In June 2020, the body of 28-year-old Tshegofatso Pule, who was eight months pregnant, was found stabbed and hanging from a tree outside Johannesburg (News24, 2020).
The brutality of the murder shocked the nation. But the crime was one of many.
South Africa suffers from exceptionally high levels of gender-based violence (GBV). One in every four South African women will experience intimate partner violence in their lifetimes, and a woman is murdered every three hours in the country (Centre for the Study of Violence and Reconciliation, 2017, 2019; Africa Check, 2020).
Lockdown measures intended to curb the spread of COVID-19 may have exacerbated this crisis, leaving many women and girls vulnerable at home and unable to access help from organizations fighting GBV (Amnesty International, 2021).

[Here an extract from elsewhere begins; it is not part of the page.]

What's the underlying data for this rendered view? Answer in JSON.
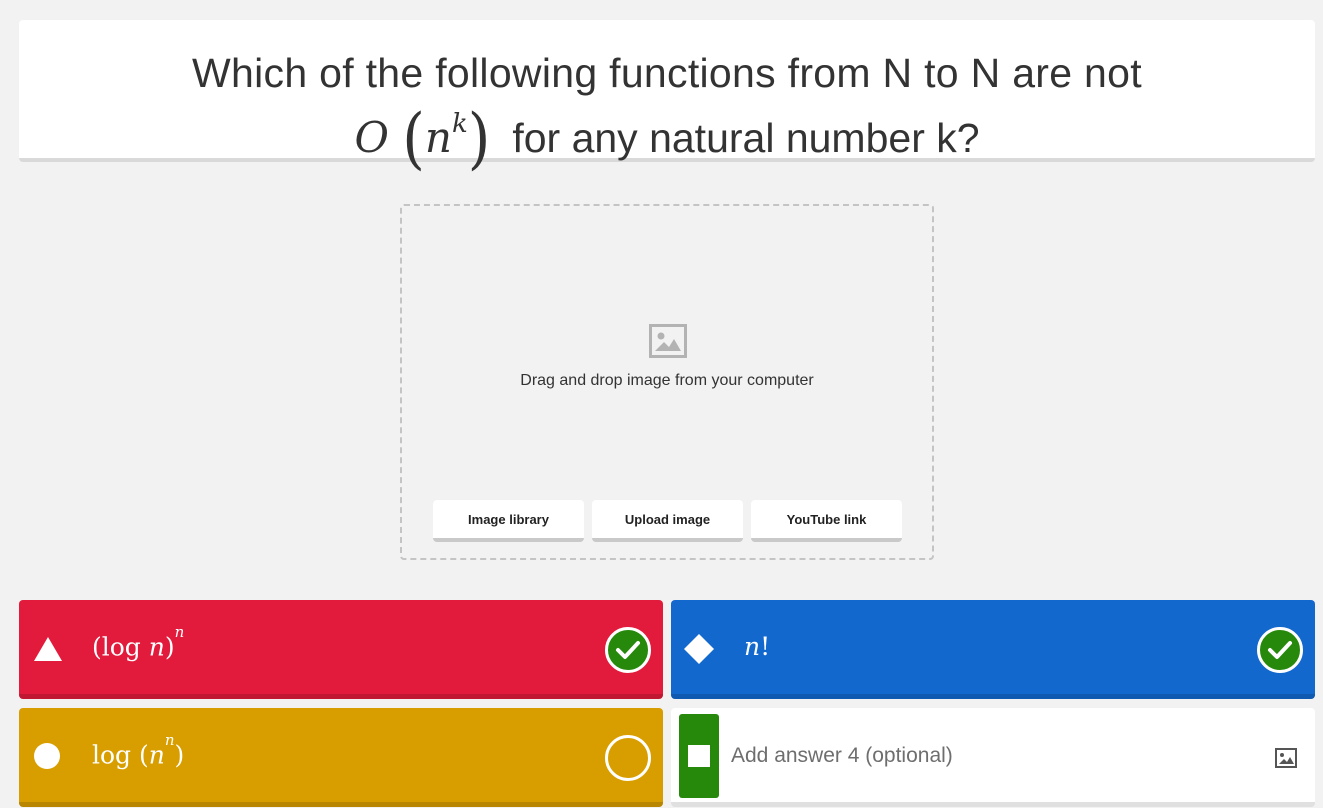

During the first three weeks of the lockdown in April 2020, the government’s GBV Command Centre received more than 120,000 calls from victims of violence (Global Risk Insights, 2021), and news of gender-based violence cases frequently dominated both traditional and social media.
The South African Police Service (2020) reported 53,293 sexual offenses between April 2019 and March 2020, an average of 146 per day and a 2% increase from the previous year. A majority (42,289) were rape cases. The number of actual cases is almost certainly higher, as sexual violence often goes unreported (Global Risk Insights, 2021; Centre for the Study of Violence and Reconciliation, 2017).
The most recent national Afrobarometer survey indicates that most South Africans believe that GBV in the country has increased over the past year, and they cite alcohol and drug abuse and unemployment as major factors contributing to this crisis. Women report feeling less safe than men at home and in their neighbourhood.
Most South Africans say that domestic violence is a legal matter that requires the involvement of law enforcement, rather than a personal affair that should be handled within the family.